The alibi defense doesn’t says that a crime didn’t occur. It says that if a crime occurred, someone else was the perpetrator The defense says that the defendant was not the perpetrator and was not at the scene but elsewhere.
The state has to prove the defendant committed the crime and was at the crime scene. So, the defendant need not raise the alibi. But, if alibi is asserted notice must be given to the state pursuant to Supreme Court Rule 413. Under S.Ct. Rules 413(d)(iii) and 415, the state must be given notice of the alibi defense. Moreover, there is a continuing obligation to provide information. If you don’t, you run the risk of having a witnesses’ testimony barred.
When an alibi defense is raised, evidence of the defendant’s whereabouts, other than at the scene of the crime at the time of the offense, is admissible. But, evidence that tends to establish the guilt of another person is also admissible.
The defense can expect their witnesses to be attacked and their credibility to be questioned. Corroboration is important and circumstantial evidence independent of the witnesses is helpful.

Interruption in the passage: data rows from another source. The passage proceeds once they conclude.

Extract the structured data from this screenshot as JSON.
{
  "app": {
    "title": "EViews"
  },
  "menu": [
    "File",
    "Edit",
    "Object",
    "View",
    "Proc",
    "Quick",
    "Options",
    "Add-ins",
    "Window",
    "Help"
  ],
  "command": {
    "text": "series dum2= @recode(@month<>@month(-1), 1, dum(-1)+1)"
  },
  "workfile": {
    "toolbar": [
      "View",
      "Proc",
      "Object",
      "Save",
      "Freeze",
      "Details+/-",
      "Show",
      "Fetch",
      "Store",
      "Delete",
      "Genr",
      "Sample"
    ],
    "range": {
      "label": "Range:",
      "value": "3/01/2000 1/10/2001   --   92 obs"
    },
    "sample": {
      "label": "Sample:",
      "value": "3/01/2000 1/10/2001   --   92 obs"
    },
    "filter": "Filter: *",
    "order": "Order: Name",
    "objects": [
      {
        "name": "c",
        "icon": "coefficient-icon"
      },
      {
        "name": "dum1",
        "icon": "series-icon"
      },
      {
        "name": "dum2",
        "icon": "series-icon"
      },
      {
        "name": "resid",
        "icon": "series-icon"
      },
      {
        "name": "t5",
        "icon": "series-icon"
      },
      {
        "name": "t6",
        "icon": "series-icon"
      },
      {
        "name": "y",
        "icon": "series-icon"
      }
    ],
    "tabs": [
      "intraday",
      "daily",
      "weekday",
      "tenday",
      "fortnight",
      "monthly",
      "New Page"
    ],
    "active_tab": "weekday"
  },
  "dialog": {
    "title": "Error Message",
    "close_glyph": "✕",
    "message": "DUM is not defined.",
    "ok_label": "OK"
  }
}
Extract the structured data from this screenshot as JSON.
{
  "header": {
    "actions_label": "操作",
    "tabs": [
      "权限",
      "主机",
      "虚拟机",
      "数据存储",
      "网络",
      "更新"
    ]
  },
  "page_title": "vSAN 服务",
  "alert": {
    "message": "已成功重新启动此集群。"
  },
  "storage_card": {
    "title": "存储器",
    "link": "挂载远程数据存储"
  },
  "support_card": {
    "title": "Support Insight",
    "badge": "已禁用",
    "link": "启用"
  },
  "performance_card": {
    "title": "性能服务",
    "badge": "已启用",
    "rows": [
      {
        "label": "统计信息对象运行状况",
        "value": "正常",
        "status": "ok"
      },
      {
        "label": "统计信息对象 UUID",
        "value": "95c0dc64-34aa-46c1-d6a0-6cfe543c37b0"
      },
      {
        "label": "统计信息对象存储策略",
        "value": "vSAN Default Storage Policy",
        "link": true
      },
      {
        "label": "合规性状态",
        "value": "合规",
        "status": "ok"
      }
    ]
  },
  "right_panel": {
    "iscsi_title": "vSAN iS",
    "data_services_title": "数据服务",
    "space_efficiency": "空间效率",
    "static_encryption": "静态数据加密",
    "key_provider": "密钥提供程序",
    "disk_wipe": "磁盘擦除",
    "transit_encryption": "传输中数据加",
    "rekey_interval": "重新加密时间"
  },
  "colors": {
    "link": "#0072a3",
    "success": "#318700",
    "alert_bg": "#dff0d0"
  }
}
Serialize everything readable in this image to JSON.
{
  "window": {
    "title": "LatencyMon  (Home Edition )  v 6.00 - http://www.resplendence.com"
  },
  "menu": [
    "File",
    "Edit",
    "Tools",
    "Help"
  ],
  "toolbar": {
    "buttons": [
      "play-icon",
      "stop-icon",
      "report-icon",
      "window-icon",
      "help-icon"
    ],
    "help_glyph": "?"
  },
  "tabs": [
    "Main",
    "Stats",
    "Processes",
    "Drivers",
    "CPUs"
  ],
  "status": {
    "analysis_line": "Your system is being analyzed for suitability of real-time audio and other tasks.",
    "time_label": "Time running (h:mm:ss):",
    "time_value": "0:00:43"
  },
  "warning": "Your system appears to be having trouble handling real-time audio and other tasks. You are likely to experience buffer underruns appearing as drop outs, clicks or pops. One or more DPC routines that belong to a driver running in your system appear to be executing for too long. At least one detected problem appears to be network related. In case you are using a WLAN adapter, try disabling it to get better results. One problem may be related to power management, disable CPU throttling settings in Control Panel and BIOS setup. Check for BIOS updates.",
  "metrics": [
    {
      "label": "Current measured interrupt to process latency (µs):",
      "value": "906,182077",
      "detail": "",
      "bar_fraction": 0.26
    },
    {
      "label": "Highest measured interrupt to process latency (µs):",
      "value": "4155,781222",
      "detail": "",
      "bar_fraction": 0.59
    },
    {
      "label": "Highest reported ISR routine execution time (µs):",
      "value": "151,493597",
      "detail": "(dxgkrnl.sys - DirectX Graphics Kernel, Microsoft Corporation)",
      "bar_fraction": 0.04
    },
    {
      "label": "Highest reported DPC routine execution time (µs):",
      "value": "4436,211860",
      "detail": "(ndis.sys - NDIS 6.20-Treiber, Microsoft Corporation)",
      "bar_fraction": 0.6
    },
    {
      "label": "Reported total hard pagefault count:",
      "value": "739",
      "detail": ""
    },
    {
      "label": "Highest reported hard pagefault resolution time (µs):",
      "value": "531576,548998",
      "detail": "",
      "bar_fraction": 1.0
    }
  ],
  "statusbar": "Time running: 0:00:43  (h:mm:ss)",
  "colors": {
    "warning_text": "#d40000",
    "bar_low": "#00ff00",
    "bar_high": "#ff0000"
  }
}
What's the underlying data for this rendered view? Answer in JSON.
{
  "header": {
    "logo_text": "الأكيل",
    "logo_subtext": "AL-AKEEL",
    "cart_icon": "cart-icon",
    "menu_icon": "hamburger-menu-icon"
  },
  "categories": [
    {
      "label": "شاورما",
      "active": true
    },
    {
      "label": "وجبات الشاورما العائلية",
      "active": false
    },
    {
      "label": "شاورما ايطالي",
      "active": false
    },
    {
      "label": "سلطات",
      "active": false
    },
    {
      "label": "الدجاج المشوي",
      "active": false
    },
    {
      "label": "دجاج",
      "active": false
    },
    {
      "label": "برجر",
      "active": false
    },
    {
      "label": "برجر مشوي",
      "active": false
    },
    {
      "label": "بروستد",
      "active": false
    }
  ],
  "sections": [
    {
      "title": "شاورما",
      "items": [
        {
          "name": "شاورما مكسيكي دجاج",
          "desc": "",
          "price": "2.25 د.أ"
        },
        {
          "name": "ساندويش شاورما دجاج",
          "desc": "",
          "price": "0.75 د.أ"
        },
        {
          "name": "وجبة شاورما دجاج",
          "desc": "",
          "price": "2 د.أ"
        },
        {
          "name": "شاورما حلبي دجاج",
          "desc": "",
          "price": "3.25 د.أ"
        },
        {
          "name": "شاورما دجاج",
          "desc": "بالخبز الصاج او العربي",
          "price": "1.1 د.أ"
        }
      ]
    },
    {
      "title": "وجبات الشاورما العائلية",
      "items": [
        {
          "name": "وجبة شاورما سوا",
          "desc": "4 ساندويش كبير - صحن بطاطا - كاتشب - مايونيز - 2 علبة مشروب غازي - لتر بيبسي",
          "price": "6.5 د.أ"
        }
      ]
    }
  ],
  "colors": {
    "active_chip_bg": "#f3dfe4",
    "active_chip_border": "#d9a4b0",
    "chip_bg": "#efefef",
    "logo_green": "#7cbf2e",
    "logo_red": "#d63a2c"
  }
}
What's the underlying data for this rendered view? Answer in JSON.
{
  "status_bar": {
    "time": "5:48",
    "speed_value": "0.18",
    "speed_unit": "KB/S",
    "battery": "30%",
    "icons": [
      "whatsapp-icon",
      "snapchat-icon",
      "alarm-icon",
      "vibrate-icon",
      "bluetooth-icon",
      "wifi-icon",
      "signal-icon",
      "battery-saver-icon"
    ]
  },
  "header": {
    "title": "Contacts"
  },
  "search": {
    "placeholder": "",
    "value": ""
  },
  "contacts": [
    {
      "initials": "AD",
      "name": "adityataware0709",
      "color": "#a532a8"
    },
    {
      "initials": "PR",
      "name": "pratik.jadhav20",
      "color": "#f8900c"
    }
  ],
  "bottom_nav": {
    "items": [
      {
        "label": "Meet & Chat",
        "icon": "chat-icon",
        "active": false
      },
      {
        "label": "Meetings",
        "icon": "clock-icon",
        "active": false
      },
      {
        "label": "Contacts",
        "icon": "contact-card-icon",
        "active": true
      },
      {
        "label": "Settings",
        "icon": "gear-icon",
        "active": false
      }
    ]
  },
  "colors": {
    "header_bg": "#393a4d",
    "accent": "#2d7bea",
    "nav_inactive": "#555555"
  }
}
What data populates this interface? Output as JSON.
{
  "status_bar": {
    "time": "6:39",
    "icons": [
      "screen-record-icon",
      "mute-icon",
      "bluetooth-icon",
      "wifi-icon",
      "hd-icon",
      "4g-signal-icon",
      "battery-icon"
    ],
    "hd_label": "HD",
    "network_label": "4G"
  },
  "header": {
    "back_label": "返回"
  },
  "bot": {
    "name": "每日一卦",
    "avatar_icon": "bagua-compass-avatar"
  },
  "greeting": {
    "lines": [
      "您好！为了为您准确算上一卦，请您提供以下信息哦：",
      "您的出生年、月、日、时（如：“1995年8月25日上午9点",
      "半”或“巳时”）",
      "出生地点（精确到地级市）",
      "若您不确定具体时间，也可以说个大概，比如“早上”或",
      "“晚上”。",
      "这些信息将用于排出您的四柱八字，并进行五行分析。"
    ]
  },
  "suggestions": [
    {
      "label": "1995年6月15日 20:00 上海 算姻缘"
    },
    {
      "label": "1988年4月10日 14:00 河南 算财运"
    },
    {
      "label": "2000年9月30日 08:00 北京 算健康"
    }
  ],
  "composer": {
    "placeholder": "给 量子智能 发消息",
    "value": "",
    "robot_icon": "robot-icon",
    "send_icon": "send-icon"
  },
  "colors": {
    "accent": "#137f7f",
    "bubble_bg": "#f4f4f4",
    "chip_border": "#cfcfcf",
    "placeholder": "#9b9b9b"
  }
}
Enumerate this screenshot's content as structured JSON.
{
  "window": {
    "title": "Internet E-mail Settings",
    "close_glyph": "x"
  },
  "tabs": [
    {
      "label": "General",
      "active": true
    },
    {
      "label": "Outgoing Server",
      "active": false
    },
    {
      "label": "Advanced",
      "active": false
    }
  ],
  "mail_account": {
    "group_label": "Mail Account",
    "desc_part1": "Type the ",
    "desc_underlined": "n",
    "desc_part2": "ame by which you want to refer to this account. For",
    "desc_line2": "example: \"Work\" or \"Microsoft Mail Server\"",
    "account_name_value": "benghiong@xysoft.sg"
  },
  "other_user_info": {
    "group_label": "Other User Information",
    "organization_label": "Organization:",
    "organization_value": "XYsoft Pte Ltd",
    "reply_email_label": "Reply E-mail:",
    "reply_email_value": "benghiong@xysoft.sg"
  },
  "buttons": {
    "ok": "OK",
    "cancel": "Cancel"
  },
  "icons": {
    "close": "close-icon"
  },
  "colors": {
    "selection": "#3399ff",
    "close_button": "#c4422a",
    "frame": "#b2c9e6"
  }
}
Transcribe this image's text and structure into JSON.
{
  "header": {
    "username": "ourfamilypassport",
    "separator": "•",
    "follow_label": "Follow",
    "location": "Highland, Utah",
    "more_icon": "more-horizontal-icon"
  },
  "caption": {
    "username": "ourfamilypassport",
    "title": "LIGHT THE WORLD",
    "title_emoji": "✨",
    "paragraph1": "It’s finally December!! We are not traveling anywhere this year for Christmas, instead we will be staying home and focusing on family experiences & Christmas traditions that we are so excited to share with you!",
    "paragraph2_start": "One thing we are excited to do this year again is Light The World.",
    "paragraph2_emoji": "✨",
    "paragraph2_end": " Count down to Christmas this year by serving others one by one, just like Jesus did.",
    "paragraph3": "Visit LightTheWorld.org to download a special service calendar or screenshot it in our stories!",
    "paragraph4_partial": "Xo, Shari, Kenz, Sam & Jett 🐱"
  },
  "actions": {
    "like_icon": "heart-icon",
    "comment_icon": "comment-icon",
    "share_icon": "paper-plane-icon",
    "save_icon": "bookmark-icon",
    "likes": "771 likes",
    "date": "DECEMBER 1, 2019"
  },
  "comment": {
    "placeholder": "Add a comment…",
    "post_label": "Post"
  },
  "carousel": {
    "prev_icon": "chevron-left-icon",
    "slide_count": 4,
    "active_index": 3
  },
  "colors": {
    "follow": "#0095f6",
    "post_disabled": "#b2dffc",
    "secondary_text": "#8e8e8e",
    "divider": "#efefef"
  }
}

Documents or items of physical evidence that tend to support the witnesses can be invaluable. Consistency among witnesses is extremely important and any gaps need to be explained properly.
Most assuredly, the relationship of witnesses to the defendant and inconsistencies in time, place, and details will be questioned. If the defendant was at a football or hockey game, the witnesses should know who was playing and what the score was. Preparation is always vital, but a good attorney should properly prep for cross-examination.